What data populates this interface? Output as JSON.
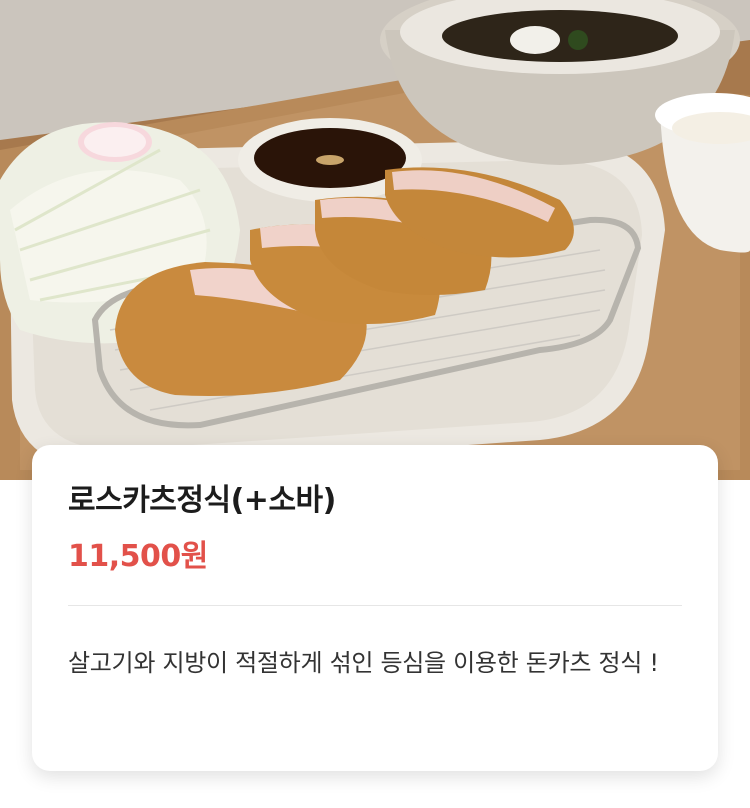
{
  "menu_item": {
    "image_alt": "로스카츠정식(+소바)",
    "name": "로스카츠정식(+소바)",
    "price": "11,500원",
    "description": "살고기와 지방이 적절하게 섞인 등심을 이용한 돈카츠 정식 !"
  },
  "colors": {
    "price": "#e2514a",
    "title": "#1c1c1c",
    "description": "#333333",
    "card_background": "#ffffff"
  }
}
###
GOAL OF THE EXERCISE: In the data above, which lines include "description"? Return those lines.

THE COMPLETED TASK:
    "description": "살고기와 지방이 적절하게 섞인 등심을 이용한 돈카츠 정식 !"
    "description": "#333333",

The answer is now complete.